- Try it:
Your task is to output the entries below word for word.

Start of Block

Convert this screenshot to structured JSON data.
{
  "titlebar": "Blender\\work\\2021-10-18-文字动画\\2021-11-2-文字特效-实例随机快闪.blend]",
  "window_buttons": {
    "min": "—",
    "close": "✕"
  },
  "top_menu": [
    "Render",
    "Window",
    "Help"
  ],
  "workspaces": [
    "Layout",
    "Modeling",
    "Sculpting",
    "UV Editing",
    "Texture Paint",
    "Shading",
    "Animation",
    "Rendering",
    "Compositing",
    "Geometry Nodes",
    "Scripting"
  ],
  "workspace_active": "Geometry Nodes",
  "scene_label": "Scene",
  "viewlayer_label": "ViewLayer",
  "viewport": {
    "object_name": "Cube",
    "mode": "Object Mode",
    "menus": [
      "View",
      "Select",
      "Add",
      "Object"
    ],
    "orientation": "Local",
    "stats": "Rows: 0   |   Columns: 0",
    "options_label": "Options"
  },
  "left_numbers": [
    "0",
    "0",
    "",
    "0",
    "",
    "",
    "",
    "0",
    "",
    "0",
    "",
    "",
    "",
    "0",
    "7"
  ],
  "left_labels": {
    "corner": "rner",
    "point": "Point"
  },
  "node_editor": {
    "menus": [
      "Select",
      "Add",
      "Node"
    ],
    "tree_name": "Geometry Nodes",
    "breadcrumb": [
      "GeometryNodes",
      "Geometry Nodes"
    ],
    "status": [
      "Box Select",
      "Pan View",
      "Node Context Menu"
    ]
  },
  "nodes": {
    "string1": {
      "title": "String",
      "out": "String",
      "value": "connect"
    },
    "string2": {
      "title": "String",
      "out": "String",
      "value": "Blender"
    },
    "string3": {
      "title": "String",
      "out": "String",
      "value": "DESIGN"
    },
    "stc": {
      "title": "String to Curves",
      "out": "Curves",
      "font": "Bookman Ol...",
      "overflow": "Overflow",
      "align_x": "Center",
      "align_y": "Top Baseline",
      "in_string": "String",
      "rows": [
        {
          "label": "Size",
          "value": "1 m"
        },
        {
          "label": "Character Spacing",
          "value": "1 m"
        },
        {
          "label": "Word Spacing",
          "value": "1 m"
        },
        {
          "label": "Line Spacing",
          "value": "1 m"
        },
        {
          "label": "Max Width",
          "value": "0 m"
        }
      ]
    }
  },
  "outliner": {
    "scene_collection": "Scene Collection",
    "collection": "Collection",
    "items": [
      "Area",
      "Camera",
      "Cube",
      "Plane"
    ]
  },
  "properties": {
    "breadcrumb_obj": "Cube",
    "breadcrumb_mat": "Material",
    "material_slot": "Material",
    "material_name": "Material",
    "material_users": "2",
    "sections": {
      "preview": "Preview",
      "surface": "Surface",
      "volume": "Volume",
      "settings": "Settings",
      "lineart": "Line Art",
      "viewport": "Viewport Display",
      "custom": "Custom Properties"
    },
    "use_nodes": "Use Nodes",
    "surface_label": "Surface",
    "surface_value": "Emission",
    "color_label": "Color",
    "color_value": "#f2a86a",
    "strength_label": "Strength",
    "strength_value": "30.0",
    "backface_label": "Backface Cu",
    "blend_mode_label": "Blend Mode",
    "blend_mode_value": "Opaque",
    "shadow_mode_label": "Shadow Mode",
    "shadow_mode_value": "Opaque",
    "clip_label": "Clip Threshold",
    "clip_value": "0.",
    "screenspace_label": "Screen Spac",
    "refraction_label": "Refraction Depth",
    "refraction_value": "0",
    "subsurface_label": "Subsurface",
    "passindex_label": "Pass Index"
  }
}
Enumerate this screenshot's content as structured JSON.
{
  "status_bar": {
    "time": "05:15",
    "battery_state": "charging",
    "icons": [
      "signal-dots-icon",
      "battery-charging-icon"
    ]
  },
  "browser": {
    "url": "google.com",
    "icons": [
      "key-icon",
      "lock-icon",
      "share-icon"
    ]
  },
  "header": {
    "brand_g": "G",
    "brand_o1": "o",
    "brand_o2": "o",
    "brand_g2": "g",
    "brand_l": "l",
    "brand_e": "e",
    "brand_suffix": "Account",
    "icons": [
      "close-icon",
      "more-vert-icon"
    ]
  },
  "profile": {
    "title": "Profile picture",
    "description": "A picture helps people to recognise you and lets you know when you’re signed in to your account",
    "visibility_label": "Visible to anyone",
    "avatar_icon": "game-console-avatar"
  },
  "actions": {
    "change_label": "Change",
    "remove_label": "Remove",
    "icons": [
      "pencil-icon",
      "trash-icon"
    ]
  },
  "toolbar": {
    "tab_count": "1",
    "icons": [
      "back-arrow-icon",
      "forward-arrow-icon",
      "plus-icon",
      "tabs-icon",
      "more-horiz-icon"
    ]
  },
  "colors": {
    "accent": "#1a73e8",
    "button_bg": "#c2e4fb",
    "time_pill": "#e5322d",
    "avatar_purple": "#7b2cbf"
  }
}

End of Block

- Result of the task:
Convert this screenshot to structured JSON data.
{
  "titlebar": "Blender\\work\\2021-10-18-文字动画\\2021-11-2-文字特效-实例随机快闪.blend]",
  "window_buttons": {
    "min": "—",
    "close": "✕"
  },
  "top_menu": [
    "Render",
    "Window",
    "Help"
  ],
  "workspaces": [
    "Layout",
    "Modeling",
    "Sculpting",
    "UV Editing",
    "Texture Paint",
    "Shading",
    "Animation",
    "Rendering",
    "Compositing",
    "Geometry Nodes",
    "Scripting"
  ],
  "workspace_active": "Geometry Nodes",
  "scene_label": "Scene",
  "viewlayer_label": "ViewLayer",
  "viewport": {
    "object_name": "Cube",
    "mode": "Object Mode",
    "menus": [
      "View",
      "Select",
      "Add",
      "Object"
    ],
    "orientation": "Local",
    "stats": "Rows: 0   |   Columns: 0",
    "options_label": "Options"
  },
  "left_numbers": [
    "0",
    "0",
    "",
    "0",
    "",
    "",
    "",
    "0",
    "",
    "0",
    "",
    "",
    "",
    "0",
    "7"
  ],
  "left_labels": {
    "corner": "rner",
    "point": "Point"
  },
  "node_editor": {
    "menus": [
      "Select",
      "Add",
      "Node"
    ],
    "tree_name": "Geometry Nodes",
    "breadcrumb": [
      "GeometryNodes",
      "Geometry Nodes"
    ],
    "status": [
      "Box Select",
      "Pan View",
      "Node Context Menu"
    ]
  },
  "nodes": {
    "string1": {
      "title": "String",
      "out": "String",
      "value": "connect"
    },
    "string2": {
      "title": "String",
      "out": "String",
      "value": "Blender"
    },
    "string3": {
      "title": "String",
      "out": "String",
      "value": "DESIGN"
    },
    "stc": {
      "title": "String to Curves",
      "out": "Curves",
      "font": "Bookman Ol...",
      "overflow": "Overflow",
      "align_x": "Center",
      "align_y": "Top Baseline",
      "in_string": "String",
      "rows": [
        {
          "label": "Size",
          "value": "1 m"
        },
        {
          "label": "Character Spacing",
          "value": "1 m"
        },
        {
          "label": "Word Spacing",
          "value": "1 m"
        },
        {
          "label": "Line Spacing",
          "value": "1 m"
        },
        {
          "label": "Max Width",
          "value": "0 m"
        }
      ]
    }
  },
  "outliner": {
    "scene_collection": "Scene Collection",
    "collection": "Collection",
    "items": [
      "Area",
      "Camera",
      "Cube",
      "Plane"
    ]
  },
  "properties": {
    "breadcrumb_obj": "Cube",
    "breadcrumb_mat": "Material",
    "material_slot": "Material",
    "material_name": "Material",
    "material_users": "2",
    "sections": {
      "preview": "Preview",
      "surface": "Surface",
      "volume": "Volume",
      "settings": "Settings",
      "lineart": "Line Art",
      "viewport": "Viewport Display",
      "custom": "Custom Properties"
    },
    "use_nodes": "Use Nodes",
    "surface_label": "Surface",
    "surface_value": "Emission",
    "color_label": "Color",
    "color_value": "#f2a86a",
    "strength_label": "Strength",
    "strength_value": "30.0",
    "backface_label": "Backface Cu",
    "blend_mode_label": "Blend Mode",
    "blend_mode_value": "Opaque",
    "shadow_mode_label": "Shadow Mode",
    "shadow_mode_value": "Opaque",
    "clip_label": "Clip Threshold",
    "clip_value": "0.",
    "screenspace_label": "Screen Spac",
    "refraction_label": "Refraction Depth",
    "refraction_value": "0",
    "subsurface_label": "Subsurface",
    "passindex_label": "Pass Index"
  }
}
Enumerate this screenshot's content as structured JSON.
{
  "status_bar": {
    "time": "05:15",
    "battery_state": "charging",
    "icons": [
      "signal-dots-icon",
      "battery-charging-icon"
    ]
  },
  "browser": {
    "url": "google.com",
    "icons": [
      "key-icon",
      "lock-icon",
      "share-icon"
    ]
  },
  "header": {
    "brand_g": "G",
    "brand_o1": "o",
    "brand_o2": "o",
    "brand_g2": "g",
    "brand_l": "l",
    "brand_e": "e",
    "brand_suffix": "Account",
    "icons": [
      "close-icon",
      "more-vert-icon"
    ]
  },
  "profile": {
    "title": "Profile picture",
    "description": "A picture helps people to recognise you and lets you know when you’re signed in to your account",
    "visibility_label": "Visible to anyone",
    "avatar_icon": "game-console-avatar"
  },
  "actions": {
    "change_label": "Change",
    "remove_label": "Remove",
    "icons": [
      "pencil-icon",
      "trash-icon"
    ]
  },
  "toolbar": {
    "tab_count": "1",
    "icons": [
      "back-arrow-icon",
      "forward-arrow-icon",
      "plus-icon",
      "tabs-icon",
      "more-horiz-icon"
    ]
  },
  "colors": {
    "accent": "#1a73e8",
    "button_bg": "#c2e4fb",
    "time_pill": "#e5322d",
    "avatar_purple": "#7b2cbf"
  }
}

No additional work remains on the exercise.